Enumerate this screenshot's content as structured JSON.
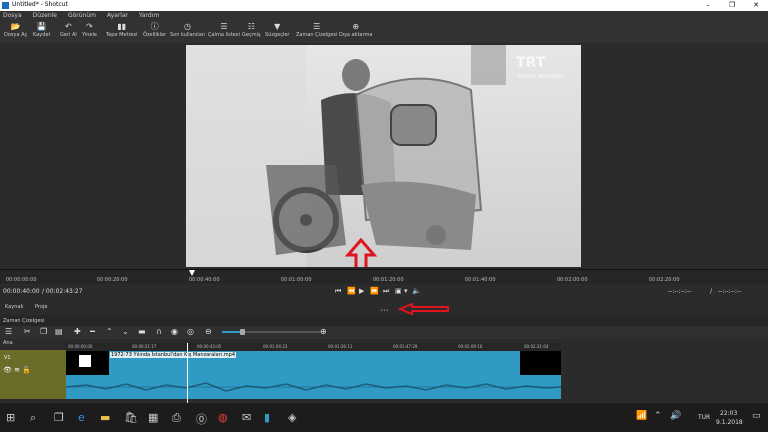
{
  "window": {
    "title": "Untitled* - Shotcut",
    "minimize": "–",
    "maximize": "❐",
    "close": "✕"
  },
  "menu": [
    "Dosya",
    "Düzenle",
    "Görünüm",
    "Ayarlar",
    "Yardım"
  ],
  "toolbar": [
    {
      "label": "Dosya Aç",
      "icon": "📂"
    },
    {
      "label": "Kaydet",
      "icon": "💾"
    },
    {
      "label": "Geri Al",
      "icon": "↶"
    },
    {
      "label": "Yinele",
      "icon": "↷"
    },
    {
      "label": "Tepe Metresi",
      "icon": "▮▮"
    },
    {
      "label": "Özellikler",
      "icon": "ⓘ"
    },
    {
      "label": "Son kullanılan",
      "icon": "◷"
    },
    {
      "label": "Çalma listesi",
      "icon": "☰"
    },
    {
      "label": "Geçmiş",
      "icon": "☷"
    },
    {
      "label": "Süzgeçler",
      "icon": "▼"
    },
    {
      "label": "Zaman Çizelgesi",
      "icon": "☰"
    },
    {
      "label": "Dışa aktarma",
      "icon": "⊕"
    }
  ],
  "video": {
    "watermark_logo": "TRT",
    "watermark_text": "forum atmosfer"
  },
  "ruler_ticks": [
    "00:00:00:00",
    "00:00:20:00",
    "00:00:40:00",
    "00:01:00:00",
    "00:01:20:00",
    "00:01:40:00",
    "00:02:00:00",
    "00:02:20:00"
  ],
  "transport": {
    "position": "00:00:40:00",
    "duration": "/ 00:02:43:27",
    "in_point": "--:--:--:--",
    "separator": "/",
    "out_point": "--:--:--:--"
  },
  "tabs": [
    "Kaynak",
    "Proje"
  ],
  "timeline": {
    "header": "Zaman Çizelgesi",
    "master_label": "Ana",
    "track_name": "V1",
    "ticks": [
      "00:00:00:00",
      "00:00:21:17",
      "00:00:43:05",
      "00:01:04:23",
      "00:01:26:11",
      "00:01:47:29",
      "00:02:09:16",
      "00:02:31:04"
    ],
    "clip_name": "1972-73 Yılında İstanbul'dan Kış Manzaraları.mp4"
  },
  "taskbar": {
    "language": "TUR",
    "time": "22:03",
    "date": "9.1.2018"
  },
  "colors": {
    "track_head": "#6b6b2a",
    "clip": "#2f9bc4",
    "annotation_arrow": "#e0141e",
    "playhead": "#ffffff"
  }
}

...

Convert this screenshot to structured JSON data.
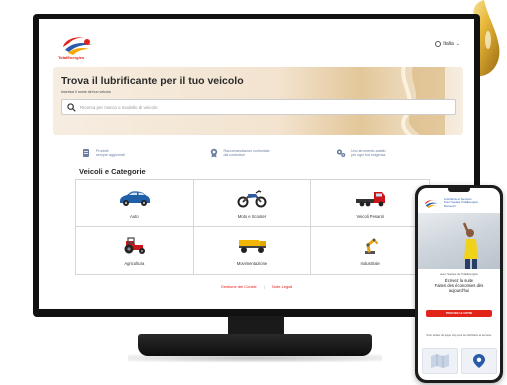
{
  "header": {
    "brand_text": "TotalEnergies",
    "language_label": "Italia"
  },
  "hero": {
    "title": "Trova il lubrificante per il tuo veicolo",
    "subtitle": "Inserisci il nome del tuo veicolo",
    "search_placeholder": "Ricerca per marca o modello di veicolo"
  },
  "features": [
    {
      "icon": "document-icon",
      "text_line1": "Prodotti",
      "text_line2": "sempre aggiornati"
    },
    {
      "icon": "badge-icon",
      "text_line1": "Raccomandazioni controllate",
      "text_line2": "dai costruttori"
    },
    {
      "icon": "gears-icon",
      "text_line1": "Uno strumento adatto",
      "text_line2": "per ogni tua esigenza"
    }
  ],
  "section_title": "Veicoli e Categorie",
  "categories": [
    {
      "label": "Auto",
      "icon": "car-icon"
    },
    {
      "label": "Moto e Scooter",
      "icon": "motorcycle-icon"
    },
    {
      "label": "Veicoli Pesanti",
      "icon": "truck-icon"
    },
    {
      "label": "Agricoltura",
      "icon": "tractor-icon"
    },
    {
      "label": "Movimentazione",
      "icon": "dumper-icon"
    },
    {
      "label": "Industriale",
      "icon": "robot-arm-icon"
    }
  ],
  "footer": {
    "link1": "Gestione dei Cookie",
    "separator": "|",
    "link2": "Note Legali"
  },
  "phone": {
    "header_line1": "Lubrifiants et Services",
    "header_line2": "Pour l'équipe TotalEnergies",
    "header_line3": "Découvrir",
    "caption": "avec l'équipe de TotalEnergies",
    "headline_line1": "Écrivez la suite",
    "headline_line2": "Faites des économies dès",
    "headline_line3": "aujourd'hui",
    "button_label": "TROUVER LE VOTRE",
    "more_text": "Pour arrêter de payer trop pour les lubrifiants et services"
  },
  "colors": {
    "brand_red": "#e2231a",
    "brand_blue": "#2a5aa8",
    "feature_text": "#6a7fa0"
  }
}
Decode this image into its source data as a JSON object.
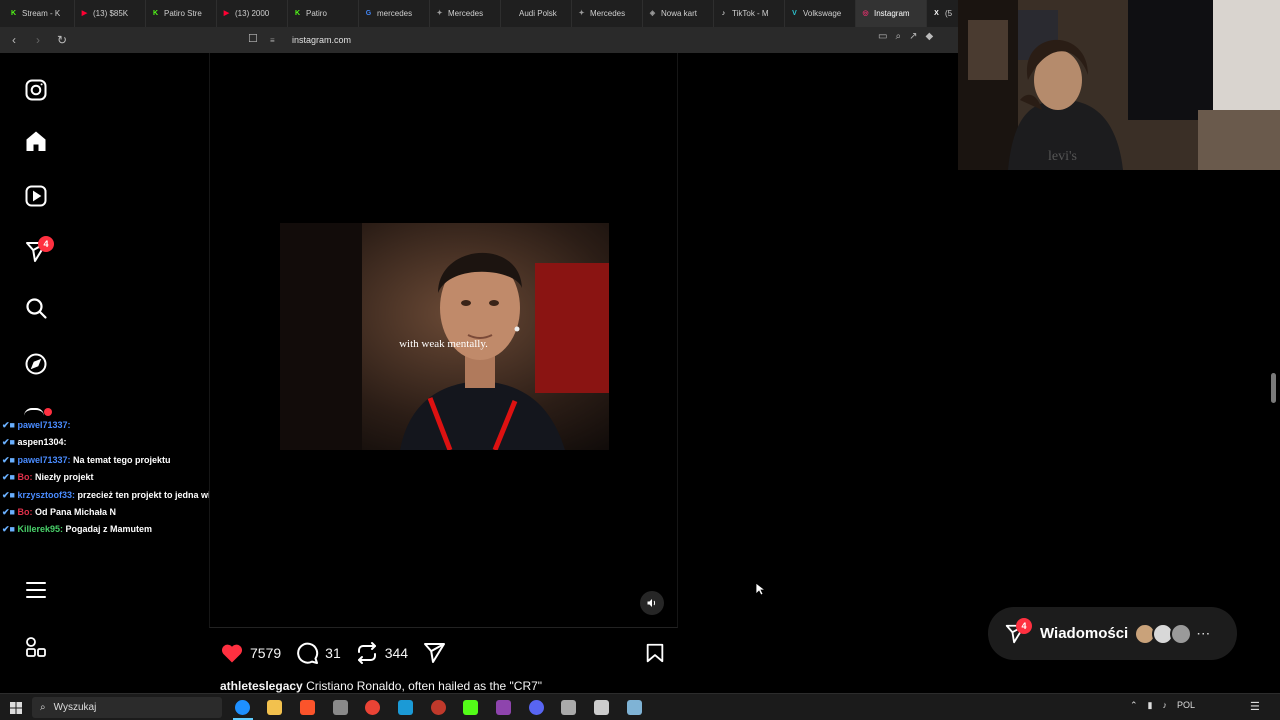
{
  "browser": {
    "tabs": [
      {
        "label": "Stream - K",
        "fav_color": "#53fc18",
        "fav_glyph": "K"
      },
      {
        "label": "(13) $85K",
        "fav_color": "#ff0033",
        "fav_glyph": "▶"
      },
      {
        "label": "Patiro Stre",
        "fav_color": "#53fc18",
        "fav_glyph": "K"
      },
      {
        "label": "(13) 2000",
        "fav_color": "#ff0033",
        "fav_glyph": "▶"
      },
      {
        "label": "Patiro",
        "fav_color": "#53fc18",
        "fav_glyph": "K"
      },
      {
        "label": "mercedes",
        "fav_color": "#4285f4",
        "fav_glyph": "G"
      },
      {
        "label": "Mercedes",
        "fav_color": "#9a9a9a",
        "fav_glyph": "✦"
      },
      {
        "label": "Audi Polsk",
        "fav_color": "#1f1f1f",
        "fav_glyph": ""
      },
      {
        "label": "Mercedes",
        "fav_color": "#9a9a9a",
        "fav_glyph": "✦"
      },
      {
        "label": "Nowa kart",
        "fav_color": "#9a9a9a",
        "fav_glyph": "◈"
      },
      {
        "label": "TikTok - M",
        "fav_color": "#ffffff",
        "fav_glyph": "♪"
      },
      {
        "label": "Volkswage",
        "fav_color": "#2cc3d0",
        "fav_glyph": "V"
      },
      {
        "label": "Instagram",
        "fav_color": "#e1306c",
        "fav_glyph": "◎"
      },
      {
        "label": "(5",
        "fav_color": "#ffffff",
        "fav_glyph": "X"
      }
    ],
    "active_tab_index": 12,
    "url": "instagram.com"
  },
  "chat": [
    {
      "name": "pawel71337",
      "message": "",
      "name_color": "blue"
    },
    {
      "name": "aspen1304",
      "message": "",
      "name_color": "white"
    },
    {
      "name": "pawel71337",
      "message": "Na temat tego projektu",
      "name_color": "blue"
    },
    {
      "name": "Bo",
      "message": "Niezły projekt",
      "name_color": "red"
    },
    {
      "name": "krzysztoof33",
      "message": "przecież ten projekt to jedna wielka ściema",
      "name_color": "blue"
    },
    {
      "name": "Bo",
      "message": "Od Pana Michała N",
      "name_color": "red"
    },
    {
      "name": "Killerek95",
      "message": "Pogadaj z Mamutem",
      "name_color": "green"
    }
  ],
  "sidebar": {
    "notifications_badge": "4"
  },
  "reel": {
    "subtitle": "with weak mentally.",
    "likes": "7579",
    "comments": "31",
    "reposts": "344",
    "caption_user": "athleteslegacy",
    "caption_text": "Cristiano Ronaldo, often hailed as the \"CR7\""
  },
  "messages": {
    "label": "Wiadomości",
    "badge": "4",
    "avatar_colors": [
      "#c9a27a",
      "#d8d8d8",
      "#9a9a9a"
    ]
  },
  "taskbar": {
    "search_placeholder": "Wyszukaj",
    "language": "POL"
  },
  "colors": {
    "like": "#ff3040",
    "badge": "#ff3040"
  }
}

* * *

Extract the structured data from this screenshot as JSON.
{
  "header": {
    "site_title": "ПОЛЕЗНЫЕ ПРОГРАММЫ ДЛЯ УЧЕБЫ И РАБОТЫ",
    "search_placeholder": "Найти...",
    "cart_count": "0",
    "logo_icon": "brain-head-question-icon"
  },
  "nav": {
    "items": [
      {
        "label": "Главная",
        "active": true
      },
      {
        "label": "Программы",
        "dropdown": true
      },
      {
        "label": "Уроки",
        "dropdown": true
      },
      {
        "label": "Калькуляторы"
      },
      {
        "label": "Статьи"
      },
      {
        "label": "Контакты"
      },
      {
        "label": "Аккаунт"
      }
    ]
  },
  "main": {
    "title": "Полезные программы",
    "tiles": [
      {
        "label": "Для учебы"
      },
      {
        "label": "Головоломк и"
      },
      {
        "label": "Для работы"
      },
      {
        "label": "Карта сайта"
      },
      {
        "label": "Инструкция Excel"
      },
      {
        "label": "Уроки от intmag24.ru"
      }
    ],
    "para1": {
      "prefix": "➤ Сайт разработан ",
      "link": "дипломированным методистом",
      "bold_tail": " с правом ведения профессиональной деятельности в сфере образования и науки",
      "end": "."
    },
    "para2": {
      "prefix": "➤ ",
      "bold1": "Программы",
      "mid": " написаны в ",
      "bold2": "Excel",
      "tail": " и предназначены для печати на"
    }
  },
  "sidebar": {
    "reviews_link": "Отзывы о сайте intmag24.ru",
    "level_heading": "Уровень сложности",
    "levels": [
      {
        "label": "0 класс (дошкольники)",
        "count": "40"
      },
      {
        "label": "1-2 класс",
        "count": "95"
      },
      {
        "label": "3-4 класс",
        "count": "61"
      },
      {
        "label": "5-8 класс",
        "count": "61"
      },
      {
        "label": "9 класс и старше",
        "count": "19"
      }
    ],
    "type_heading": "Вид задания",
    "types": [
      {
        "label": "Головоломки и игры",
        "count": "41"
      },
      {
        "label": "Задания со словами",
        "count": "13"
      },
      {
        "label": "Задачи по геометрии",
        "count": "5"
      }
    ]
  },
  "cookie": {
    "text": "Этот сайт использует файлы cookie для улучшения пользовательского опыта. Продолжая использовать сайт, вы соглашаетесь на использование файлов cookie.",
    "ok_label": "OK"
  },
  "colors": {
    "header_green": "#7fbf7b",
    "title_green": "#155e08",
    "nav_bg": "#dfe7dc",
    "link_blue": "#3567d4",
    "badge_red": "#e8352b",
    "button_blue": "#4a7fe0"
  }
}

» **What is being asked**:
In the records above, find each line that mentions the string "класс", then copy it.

» **Response**:
        "label": "0 класс (дошкольники)",
        "label": "1-2 класс",
        "label": "3-4 класс",
        "label": "5-8 класс",
        "label": "9 класс и старше",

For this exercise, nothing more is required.